* [Your objective] When you reach a picture, pass over it; otherwise repeat the listing word for word.

-- -- --

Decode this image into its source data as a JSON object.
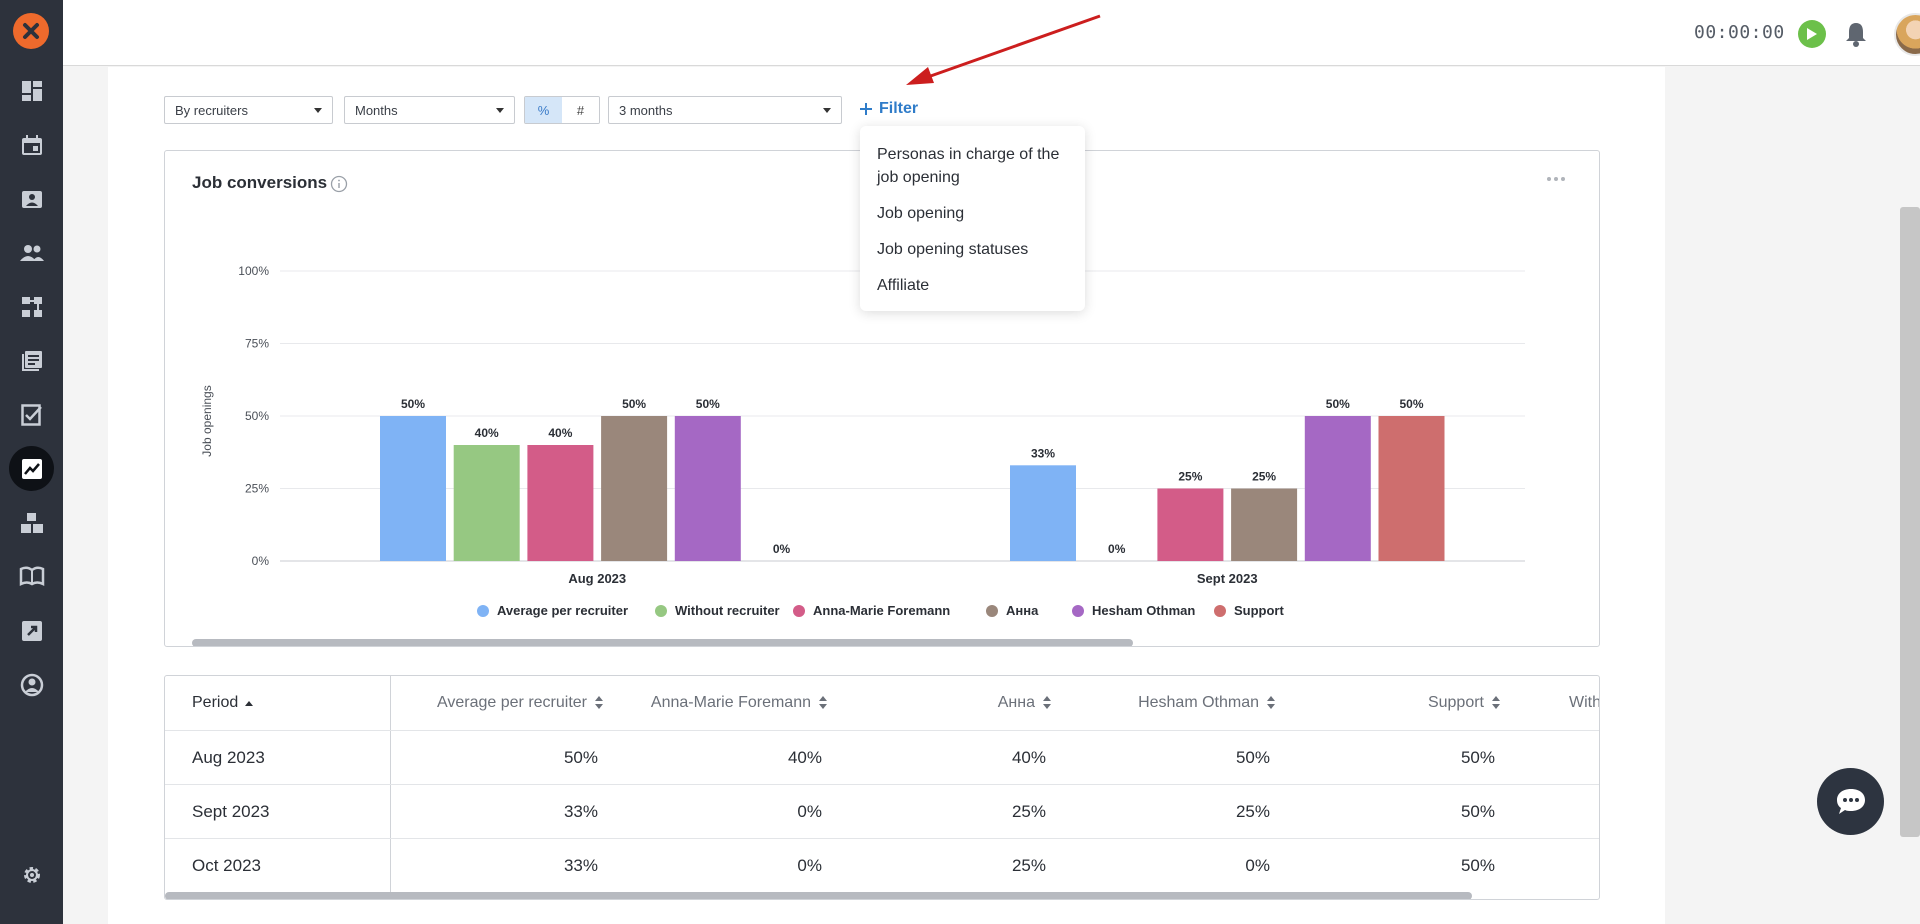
{
  "sidebar": {
    "items": [
      {
        "icon": "dashboard-icon"
      },
      {
        "icon": "calendar-icon"
      },
      {
        "icon": "contact-card-icon"
      },
      {
        "icon": "people-icon"
      },
      {
        "icon": "pipeline-icon"
      },
      {
        "icon": "documents-icon"
      },
      {
        "icon": "tasks-icon"
      },
      {
        "icon": "analytics-icon",
        "active": true
      },
      {
        "icon": "boxes-icon"
      },
      {
        "icon": "book-icon"
      },
      {
        "icon": "external-link-icon"
      },
      {
        "icon": "profile-icon"
      },
      {
        "icon": "gear-icon"
      }
    ]
  },
  "topbar": {
    "timer": "00:00:00"
  },
  "controls": {
    "group_by": "By recruiters",
    "period": "Months",
    "mode_percent": "%",
    "mode_count": "#",
    "range": "3 months",
    "filter_label": "Filter"
  },
  "filter_menu": {
    "items": [
      "Personas in charge of the job opening",
      "Job opening",
      "Job opening statuses",
      "Affiliate"
    ]
  },
  "card": {
    "title": "Job conversions"
  },
  "chart_data": {
    "type": "bar",
    "ylabel": "Job openings",
    "xlabel": "",
    "ylim": [
      0,
      100
    ],
    "yticks": [
      "0%",
      "25%",
      "50%",
      "75%",
      "100%"
    ],
    "categories": [
      "Aug 2023",
      "Sept 2023"
    ],
    "series": [
      {
        "name": "Average per recruiter",
        "color": "#7fb3f5",
        "values": [
          50,
          33
        ]
      },
      {
        "name": "Without recruiter",
        "color": "#96c882",
        "values": [
          40,
          0
        ]
      },
      {
        "name": "Anna-Marie Foremann",
        "color": "#d35c88",
        "values": [
          40,
          25
        ]
      },
      {
        "name": "Анна",
        "color": "#9a877b",
        "values": [
          50,
          25
        ]
      },
      {
        "name": "Hesham Othman",
        "color": "#a568c4",
        "values": [
          50,
          50
        ]
      },
      {
        "name": "Support",
        "color": "#ce6e6e",
        "values": [
          0,
          50
        ]
      }
    ],
    "legend_position": "bottom",
    "grid": true
  },
  "table": {
    "headers": {
      "period": "Period",
      "cols": [
        "Average per recruiter",
        "Anna-Marie Foremann",
        "Анна",
        "Hesham Othman",
        "Support",
        "With"
      ]
    },
    "rows": [
      {
        "period": "Aug 2023",
        "values": [
          "50%",
          "40%",
          "40%",
          "50%",
          "50%"
        ]
      },
      {
        "period": "Sept 2023",
        "values": [
          "33%",
          "0%",
          "25%",
          "25%",
          "50%"
        ]
      },
      {
        "period": "Oct 2023",
        "values": [
          "33%",
          "0%",
          "25%",
          "0%",
          "50%"
        ]
      }
    ]
  }
}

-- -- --

* [Task response]
Decode this image into its source data as a JSON object.
{
  "sidebar": {
    "items": [
      {
        "icon": "dashboard-icon"
      },
      {
        "icon": "calendar-icon"
      },
      {
        "icon": "contact-card-icon"
      },
      {
        "icon": "people-icon"
      },
      {
        "icon": "pipeline-icon"
      },
      {
        "icon": "documents-icon"
      },
      {
        "icon": "tasks-icon"
      },
      {
        "icon": "analytics-icon",
        "active": true
      },
      {
        "icon": "boxes-icon"
      },
      {
        "icon": "book-icon"
      },
      {
        "icon": "external-link-icon"
      },
      {
        "icon": "profile-icon"
      },
      {
        "icon": "gear-icon"
      }
    ]
  },
  "topbar": {
    "timer": "00:00:00"
  },
  "controls": {
    "group_by": "By recruiters",
    "period": "Months",
    "mode_percent": "%",
    "mode_count": "#",
    "range": "3 months",
    "filter_label": "Filter"
  },
  "filter_menu": {
    "items": [
      "Personas in charge of the job opening",
      "Job opening",
      "Job opening statuses",
      "Affiliate"
    ]
  },
  "card": {
    "title": "Job conversions"
  },
  "chart_data": {
    "type": "bar",
    "ylabel": "Job openings",
    "xlabel": "",
    "ylim": [
      0,
      100
    ],
    "yticks": [
      "0%",
      "25%",
      "50%",
      "75%",
      "100%"
    ],
    "categories": [
      "Aug 2023",
      "Sept 2023"
    ],
    "series": [
      {
        "name": "Average per recruiter",
        "color": "#7fb3f5",
        "values": [
          50,
          33
        ]
      },
      {
        "name": "Without recruiter",
        "color": "#96c882",
        "values": [
          40,
          0
        ]
      },
      {
        "name": "Anna-Marie Foremann",
        "color": "#d35c88",
        "values": [
          40,
          25
        ]
      },
      {
        "name": "Анна",
        "color": "#9a877b",
        "values": [
          50,
          25
        ]
      },
      {
        "name": "Hesham Othman",
        "color": "#a568c4",
        "values": [
          50,
          50
        ]
      },
      {
        "name": "Support",
        "color": "#ce6e6e",
        "values": [
          0,
          50
        ]
      }
    ],
    "legend_position": "bottom",
    "grid": true
  },
  "table": {
    "headers": {
      "period": "Period",
      "cols": [
        "Average per recruiter",
        "Anna-Marie Foremann",
        "Анна",
        "Hesham Othman",
        "Support",
        "With"
      ]
    },
    "rows": [
      {
        "period": "Aug 2023",
        "values": [
          "50%",
          "40%",
          "40%",
          "50%",
          "50%"
        ]
      },
      {
        "period": "Sept 2023",
        "values": [
          "33%",
          "0%",
          "25%",
          "25%",
          "50%"
        ]
      },
      {
        "period": "Oct 2023",
        "values": [
          "33%",
          "0%",
          "25%",
          "0%",
          "50%"
        ]
      }
    ]
  }
}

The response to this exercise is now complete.